Office Life: Why You Should Say 'No' More Often
"The difference between successful people and very successful people is that very successful people say 'no' to almost everything."
I THINK YOU'D AGREE THAT MOST OF US TYPICALLY WANT TO DO A GOOD JOB AND TO DO OUR JOBS WELL. BUT SOMETIMES WE TAKE ON A BIT MORE THAN WE SHOULD IN ORDER TO IMPRESS OR REINFORCE CONFIDENCE FROM OTHERS.
When interesting opportunities come about, we can't help but take notice. We feel like jumping at the chance to participate. Unfortunately, we also begin to lose interest, at least partly, in what we were just doing because the promise of what could be is not as gratifying as what already is.
Think of how a dog views the world. It's outside, minding its own business, when who comes along, dancing above in the protected treetops? It's none other than a squirrel.
Man's best friend doesn't ignore the squirrel. Oh, no. That just won't do for our canine pal. There is a fire inside that pulls at every emotion the dog has, resulting in a scene that may appear fairly crazy to someone walking by. Barking, jumping, and flailing in the air.
Simple. It's different and exciting.
Now think of yourself in the dog's position. The squirrel is the next cool thing you could take on. It's the most interesting thing your mind sees because it's not thinking about everything else in context.
THE TROUBLE WITH SAYING NO
For every squirrel we find, there are a hundred other things that we have to consider. Each time we add a new challenge, a new 'opportunity,' the less focus we can actually dedicate to each endeavor.
In the long term, you'll end up watering down the effort that you can give to each project. You may be able to take on more and more, but your output will always be less and less. Not to mention each task you add will make everything else take longer because there's only so much time in the day to do it all.
But we don't want to say 'No.' It's difficult. It's uncomfortable. We don't want to let people down or disappoint them. If you've just started a new position and you're still getting the lay of the land at the office, you probably don't want to immediately be tagged as the one who always says, 'No.'
Now, you don't want to be a 'Yes Man' (or Woman) either. The key is finding the balance that works for you and then making everyone around you aware of your intentions.
SAYING NO IS HEALTHY
If someone approaches you with a cool, fun opportunity, but you know that you're booked solid for the foreseeable future, just say it. You know you want to. 'No' will save you from aggravation and turmoil. It will allow you to dedicate the time you have to a few key projects at a time.

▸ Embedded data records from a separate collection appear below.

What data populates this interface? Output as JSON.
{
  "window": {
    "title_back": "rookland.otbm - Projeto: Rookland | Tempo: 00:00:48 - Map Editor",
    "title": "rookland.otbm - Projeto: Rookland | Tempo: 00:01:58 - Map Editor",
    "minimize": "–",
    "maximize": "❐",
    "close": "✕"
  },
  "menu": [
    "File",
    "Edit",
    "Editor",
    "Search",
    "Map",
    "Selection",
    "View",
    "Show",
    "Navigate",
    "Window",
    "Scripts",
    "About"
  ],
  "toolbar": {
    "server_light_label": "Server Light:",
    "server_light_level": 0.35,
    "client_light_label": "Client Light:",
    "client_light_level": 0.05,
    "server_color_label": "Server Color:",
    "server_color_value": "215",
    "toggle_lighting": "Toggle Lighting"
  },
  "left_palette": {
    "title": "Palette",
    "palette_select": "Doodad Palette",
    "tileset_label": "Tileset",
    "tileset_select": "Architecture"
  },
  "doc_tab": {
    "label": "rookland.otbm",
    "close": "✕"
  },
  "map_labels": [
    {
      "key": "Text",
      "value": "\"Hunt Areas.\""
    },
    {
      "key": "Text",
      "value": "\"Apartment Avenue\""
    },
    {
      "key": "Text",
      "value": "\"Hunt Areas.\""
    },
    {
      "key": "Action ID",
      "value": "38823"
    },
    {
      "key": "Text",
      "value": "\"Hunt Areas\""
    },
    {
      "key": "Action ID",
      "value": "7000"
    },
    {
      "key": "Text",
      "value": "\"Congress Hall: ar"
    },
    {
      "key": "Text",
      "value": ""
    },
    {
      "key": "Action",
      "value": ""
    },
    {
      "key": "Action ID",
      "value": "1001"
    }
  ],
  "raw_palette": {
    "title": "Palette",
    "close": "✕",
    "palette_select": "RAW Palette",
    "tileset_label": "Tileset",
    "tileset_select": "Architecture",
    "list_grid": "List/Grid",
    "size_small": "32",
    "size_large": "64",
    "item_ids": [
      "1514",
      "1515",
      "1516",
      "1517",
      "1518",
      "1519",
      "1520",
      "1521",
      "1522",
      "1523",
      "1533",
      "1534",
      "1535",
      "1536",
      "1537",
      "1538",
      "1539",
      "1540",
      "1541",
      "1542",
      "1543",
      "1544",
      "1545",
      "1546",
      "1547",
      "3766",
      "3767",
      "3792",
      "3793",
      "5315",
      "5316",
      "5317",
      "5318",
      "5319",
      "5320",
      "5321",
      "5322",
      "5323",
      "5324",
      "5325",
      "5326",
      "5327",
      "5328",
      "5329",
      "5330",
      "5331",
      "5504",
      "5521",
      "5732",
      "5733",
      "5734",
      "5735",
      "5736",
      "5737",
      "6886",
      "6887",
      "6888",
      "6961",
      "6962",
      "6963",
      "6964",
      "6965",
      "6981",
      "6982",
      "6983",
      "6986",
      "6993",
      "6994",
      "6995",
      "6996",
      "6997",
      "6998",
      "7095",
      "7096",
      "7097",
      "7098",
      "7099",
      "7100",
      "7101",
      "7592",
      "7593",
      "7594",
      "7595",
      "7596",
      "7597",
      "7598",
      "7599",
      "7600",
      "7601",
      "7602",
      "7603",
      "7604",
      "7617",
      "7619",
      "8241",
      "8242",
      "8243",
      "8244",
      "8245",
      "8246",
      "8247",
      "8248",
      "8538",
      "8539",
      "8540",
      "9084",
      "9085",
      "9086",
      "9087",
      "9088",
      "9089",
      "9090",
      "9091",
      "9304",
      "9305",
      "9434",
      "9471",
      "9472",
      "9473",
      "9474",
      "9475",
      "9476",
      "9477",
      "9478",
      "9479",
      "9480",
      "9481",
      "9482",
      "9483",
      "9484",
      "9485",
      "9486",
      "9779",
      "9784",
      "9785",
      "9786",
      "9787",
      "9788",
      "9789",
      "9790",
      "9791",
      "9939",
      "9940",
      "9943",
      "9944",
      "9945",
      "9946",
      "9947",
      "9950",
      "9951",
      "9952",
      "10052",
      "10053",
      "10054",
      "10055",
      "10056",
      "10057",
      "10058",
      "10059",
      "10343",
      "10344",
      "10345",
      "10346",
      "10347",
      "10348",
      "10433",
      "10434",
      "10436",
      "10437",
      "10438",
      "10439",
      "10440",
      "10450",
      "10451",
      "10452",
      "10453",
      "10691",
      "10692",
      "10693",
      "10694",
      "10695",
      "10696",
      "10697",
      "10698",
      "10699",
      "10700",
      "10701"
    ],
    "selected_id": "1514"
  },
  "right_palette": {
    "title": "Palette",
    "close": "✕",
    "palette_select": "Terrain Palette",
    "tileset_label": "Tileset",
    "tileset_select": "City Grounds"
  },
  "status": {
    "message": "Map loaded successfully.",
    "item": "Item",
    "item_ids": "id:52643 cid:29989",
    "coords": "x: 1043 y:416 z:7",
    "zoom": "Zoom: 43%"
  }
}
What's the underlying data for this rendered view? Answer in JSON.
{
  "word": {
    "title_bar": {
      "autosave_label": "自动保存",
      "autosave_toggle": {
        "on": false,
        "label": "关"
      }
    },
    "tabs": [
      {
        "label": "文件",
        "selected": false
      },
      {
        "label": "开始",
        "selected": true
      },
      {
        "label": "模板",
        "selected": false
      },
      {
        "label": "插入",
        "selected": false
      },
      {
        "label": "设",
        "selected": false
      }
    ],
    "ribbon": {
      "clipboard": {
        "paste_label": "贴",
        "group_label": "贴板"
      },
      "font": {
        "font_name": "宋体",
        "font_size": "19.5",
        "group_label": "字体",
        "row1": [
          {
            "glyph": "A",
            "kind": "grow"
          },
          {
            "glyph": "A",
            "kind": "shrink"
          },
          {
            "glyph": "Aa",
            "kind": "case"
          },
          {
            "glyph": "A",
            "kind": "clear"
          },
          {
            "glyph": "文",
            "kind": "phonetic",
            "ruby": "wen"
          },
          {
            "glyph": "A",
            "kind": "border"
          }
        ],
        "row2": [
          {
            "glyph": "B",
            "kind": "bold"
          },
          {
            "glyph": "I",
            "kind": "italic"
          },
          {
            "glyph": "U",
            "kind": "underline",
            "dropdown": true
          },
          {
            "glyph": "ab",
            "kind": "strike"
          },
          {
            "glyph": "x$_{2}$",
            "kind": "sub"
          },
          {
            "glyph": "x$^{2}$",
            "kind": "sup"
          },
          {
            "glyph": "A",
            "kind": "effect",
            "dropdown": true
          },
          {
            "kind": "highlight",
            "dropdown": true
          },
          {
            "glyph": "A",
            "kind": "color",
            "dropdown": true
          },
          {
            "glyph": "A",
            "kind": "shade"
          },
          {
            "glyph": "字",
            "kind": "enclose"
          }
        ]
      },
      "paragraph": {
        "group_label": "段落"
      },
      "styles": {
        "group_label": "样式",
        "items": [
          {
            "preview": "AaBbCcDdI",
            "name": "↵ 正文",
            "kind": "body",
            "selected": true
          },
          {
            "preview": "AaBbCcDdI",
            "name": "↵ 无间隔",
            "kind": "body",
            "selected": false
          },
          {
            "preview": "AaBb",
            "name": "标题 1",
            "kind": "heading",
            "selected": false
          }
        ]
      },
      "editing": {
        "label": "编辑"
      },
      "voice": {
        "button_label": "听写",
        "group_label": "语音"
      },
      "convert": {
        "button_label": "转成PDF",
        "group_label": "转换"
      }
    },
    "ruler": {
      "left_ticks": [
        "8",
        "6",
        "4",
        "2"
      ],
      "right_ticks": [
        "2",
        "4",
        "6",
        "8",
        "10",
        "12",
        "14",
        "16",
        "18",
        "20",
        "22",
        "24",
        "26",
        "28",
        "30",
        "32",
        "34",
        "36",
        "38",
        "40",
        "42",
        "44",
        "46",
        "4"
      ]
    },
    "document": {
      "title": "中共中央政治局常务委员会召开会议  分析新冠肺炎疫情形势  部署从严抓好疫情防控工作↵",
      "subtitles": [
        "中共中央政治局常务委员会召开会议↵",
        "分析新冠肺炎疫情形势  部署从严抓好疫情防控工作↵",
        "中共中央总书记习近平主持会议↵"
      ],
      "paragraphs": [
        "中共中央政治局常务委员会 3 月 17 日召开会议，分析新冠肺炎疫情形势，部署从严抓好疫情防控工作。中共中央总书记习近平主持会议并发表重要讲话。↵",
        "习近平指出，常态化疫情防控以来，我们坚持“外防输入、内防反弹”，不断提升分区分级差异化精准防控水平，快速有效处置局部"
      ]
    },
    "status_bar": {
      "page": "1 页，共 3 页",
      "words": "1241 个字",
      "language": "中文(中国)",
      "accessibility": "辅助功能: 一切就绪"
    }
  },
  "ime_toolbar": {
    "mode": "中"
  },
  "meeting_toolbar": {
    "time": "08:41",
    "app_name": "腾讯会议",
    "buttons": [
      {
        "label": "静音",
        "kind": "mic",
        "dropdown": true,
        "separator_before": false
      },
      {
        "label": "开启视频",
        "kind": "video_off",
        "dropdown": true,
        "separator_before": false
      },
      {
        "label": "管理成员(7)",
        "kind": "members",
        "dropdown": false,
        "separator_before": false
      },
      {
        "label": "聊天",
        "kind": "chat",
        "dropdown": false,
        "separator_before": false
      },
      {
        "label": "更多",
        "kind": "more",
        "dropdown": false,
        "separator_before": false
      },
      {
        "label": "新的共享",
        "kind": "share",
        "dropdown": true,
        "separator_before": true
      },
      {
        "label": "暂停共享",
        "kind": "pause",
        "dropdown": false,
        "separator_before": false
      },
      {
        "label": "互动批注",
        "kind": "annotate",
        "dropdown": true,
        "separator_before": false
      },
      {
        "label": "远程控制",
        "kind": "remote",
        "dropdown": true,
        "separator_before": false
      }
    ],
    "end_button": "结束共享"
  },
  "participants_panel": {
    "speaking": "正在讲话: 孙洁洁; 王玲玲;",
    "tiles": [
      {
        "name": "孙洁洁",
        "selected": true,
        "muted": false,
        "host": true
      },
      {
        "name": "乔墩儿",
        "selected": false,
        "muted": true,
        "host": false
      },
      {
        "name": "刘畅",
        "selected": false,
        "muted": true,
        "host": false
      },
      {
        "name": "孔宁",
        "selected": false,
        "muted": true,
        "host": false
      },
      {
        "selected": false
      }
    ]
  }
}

Consider the other side as well. Saying 'No' at the start to something you know isn't possible is just as beneficial to the person asking. Because you're straightforward, that person will respect that you didn't waste their time and that you understand your limits. Everyone wins.
Don't get me wrong, saying 'Yes' can feel good in the moment. I've been guilty of saying 'Yes' more times than I can count. If you have the desire, time, and ability to say 'Yes,' maybe you should. But since you may be like me, taking on more than you'd like to admit, this next time saying 'No' could feel just as good.
If you do choose to say 'No,' don't worry. It's ok, everyone will live.
THIS WEEK'S EVOLUTION
Make a list of your Top 5 Current Priorities. The next time someone needs help with a project, consider saying 'No' if it doesn't fit with your list. Having the list ahead of the next request will help guide your decision and give you an excuse if you really need it.